* **About this task**: Starting at the first line and ending at the last, reproduce the records below exactly.

(Stored items)
BEGIN
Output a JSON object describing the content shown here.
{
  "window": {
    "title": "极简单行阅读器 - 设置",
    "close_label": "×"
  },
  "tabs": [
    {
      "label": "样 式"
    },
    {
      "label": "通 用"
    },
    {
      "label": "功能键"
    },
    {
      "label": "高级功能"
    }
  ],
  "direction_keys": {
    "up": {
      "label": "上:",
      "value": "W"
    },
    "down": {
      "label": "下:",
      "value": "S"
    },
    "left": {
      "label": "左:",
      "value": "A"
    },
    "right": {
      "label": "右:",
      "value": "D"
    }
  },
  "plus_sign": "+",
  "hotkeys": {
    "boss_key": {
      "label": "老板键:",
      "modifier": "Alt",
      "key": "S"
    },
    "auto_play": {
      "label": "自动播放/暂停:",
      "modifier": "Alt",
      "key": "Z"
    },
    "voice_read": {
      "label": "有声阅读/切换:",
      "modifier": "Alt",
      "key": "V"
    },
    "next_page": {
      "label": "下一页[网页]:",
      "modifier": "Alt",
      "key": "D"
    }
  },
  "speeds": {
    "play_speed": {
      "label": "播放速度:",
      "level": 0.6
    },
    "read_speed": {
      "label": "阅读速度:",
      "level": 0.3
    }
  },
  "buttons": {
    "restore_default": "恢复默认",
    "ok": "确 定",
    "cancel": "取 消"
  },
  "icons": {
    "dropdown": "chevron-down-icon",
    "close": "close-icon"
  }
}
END
* **Solution to the problem**:
Output a JSON object describing the content shown here.
{
  "window": {
    "title": "极简单行阅读器 - 设置",
    "close_label": "×"
  },
  "tabs": [
    {
      "label": "样 式"
    },
    {
      "label": "通 用"
    },
    {
      "label": "功能键"
    },
    {
      "label": "高级功能"
    }
  ],
  "direction_keys": {
    "up": {
      "label": "上:",
      "value": "W"
    },
    "down": {
      "label": "下:",
      "value": "S"
    },
    "left": {
      "label": "左:",
      "value": "A"
    },
    "right": {
      "label": "右:",
      "value": "D"
    }
  },
  "plus_sign": "+",
  "hotkeys": {
    "boss_key": {
      "label": "老板键:",
      "modifier": "Alt",
      "key": "S"
    },
    "auto_play": {
      "label": "自动播放/暂停:",
      "modifier": "Alt",
      "key": "Z"
    },
    "voice_read": {
      "label": "有声阅读/切换:",
      "modifier": "Alt",
      "key": "V"
    },
    "next_page": {
      "label": "下一页[网页]:",
      "modifier": "Alt",
      "key": "D"
    }
  },
  "speeds": {
    "play_speed": {
      "label": "播放速度:",
      "level": 0.6
    },
    "read_speed": {
      "label": "阅读速度:",
      "level": 0.3
    }
  },
  "buttons": {
    "restore_default": "恢复默认",
    "ok": "确 定",
    "cancel": "取 消"
  },
  "icons": {
    "dropdown": "chevron-down-icon",
    "close": "close-icon"
  }
}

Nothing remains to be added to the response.